29 May, 2020Despite international pressure and action by global unions, workers’ rights are continuing to be violated in Thailand. Japanese automotive part manufacturer Sunstar Engineering has laid off union members, hiding behind the Covid-19 pandemic.

At the beginning of the year, Sunstar Engineering employed more than 300 permanent workers and 80 subcontracted workers. A majority of the permanent workers, 179, were members of Thailand Autoparts and Metal Workers Union (TAM), affiliated to Thai Confederation of Electronic, Electrical Appliances, Auto and Metal Workers (TEAM) and Confederation of Industrial Labour of Thailand (CILT). CILT is affiliated to IndustriALL Global Union.

Recently, Sunstar Engineering laid off 94 permanent workers and all 80 subcontracted workers, blaming the Covid-19 pandemic and declining orders. All of the 94 permanent workers are union members and were laid off without any previous warning. No other solutions, like voluntary early retirement, were discussed. 

The company also laid off five workers on the employee committee without seeking necessary permission from the Labour Court, clearly violating Thailand’s Labour Relations Act.

The union is saying that contrary to Sunstar Engineering’s claims, the company has shown profits over the last years. After a temporary shutdown of production during a part of April, Sunstar Engineering returned to full operation and production in May.

According to the union, this is not the first case of union busting. Sunstar Engineering’s human resource manager had warned union members that they were likely to be laid off. The company had also sent a document for union members to sign, saying that the employer would no longer automatically deduct union dues from the salaries.

This intimidation, another clear violation of Thailand’s Labour Relations Act, led to 35 workers leaving the union on 22 May. With further members leaving the union, the union now has less than 20 members.

Together with the ITUC and other global unions, IndustriALL has raised serious concerns on labour violations in Thailand, including violations of the right to freedom of association, to organize and to bargain collectively. Thailand is one of the few countries in the world to have ratified neither ILO Convention 87 on freedom of association, nor ILO Convention 98 on the right to organize and collective bargaining.

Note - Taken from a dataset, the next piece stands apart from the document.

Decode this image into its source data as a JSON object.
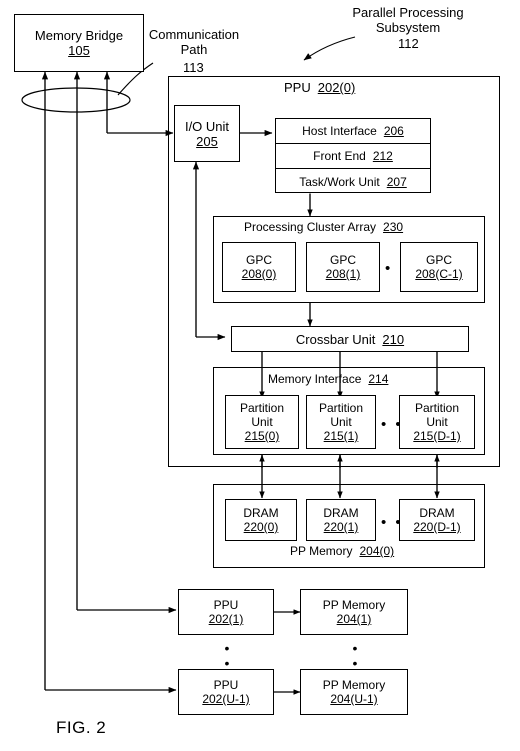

In October last year, the US announced that it would partially suspend Thailand’s trade preferences under the Generalised System of Preferences (GSP) in April 2020. The six-month delay was meant to give the Thai government an opportunity to take the necessary steps to protect fundamental workers’ rights. However, most of these concerns have not been addressed in any meaningful way.

IndustriALL Global Union is strongly urging the government to fully address the issues raised in the GSP review, in consultation with legitimate and representative unions, saying that it is frustrating that union busting is continuing and that the government still has not taken the necessary actions.